According to Botswana’s former Environment and Tourism minister and current Ambassador to the United States, Onkokame Kitso Mokaila, only “fraud, rigged elections, sold votes bought by the Europeans” have prevailed. He was describing the stolen election at the August 2019 Cites vote in Geneva, Switzerland.
If diplomacy doesn’t work, another path is clearly needed to restore control of wildlife from Western organisations with racist leanings back to the Sadc countries.
Instituting new legal means of trading ivory would create opportunities to put poachers, illegal ivory trade syndicates and the animal right groups fundraising industry out of business.
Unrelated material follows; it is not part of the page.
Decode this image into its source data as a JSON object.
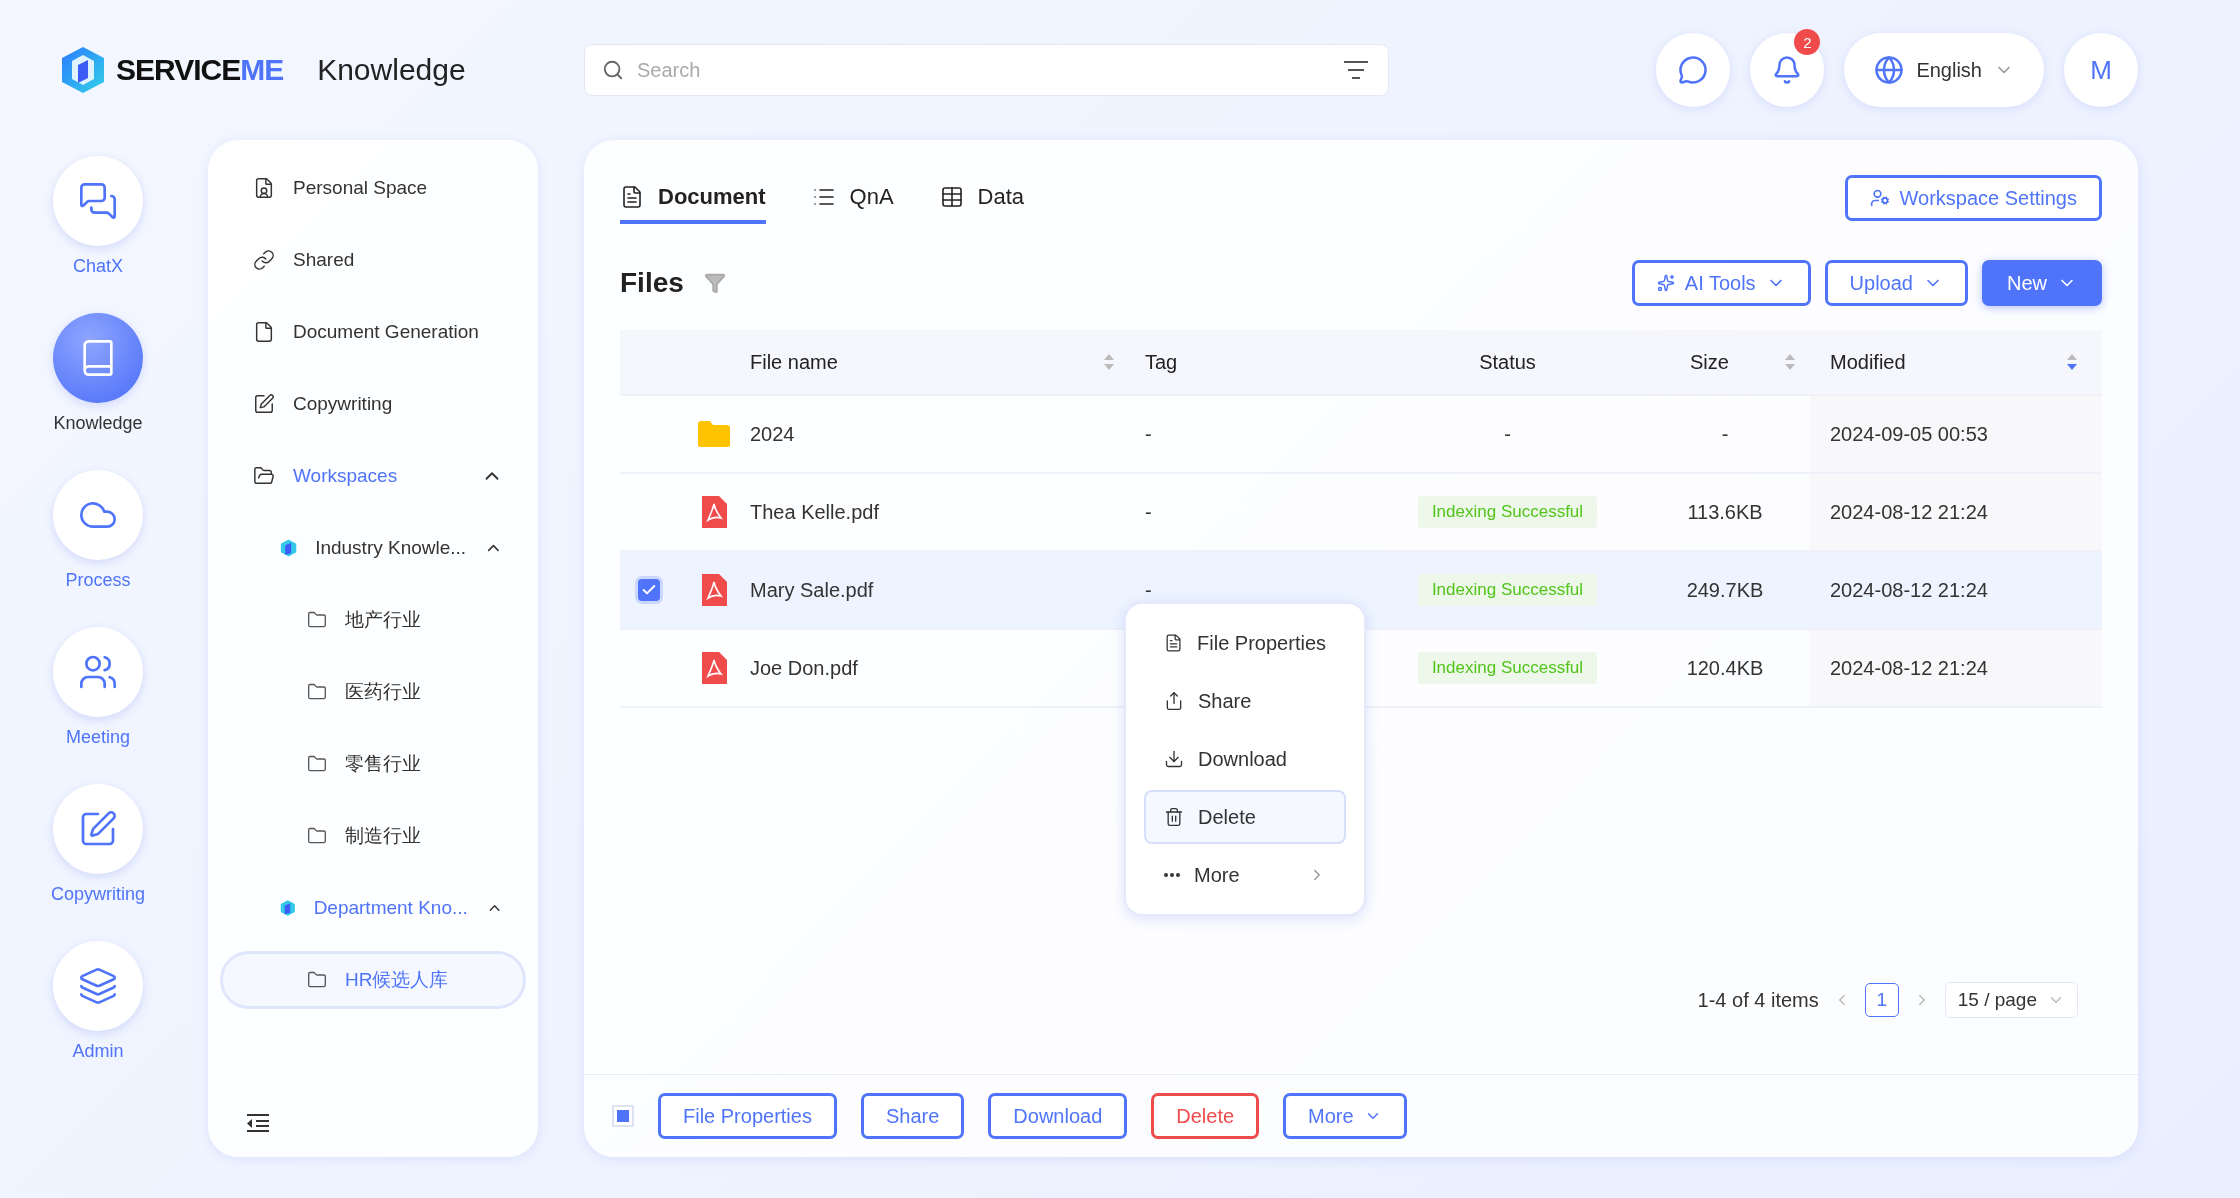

In the process trade would generate income for habitat and wildlife conservation. The income from legal international ivory trade sales would also meet the socio-economic needs for communities co-existing with wild animals.
With wildlife able to pay for its upkeep through the trade of ivory and the sale of other wildlife products, taxpayers’ money for public health, education, and infrastructure development would no longer be suddenly diverted to meet various environmental crises.
Explaining the animal rights groups’ attitude to wildlife, Godfrey Harris, managing director of the Ivory Education Institute, said, “The major animal right groups are organisations who only seem to worry about the survival of iconic species — lions, rhinos, and elephants — they have little time for the survivability of all other living things that make up food chain. Why? Because tiny species don’t have the fundraising appeal that the animal rights groups need to generate the income required to maintain their expensive lifestyle. In sharp contrast, the African people recognise that wild animals define Africa. They are looking for win-win situations which involve both wild animals and humans in a comfortable coexistence.”
Harris said that Sadc countries have been unsuccessful in fighting against Western animal rights group because they can’t “match their funding”.
Will one of the Presidents of the wildlife-rich Sadc countries step forward and announce, perhaps at the United Nations General Assembly in September 2023 in New York, that his country has made the decision to go a new way to fund the wellbeing of African wildlife, its habitat and African people? That will certainly catch the attention of the world. It will be an affirmation that no country can develop meaningfully without sustainable use of its natural resources. Which Sadc country will usher in a new wildlife management era by taking that historic step?
Koro is a Johannesburg-based international award-winning environmental journalist who writes independently on environmental and developmental issues.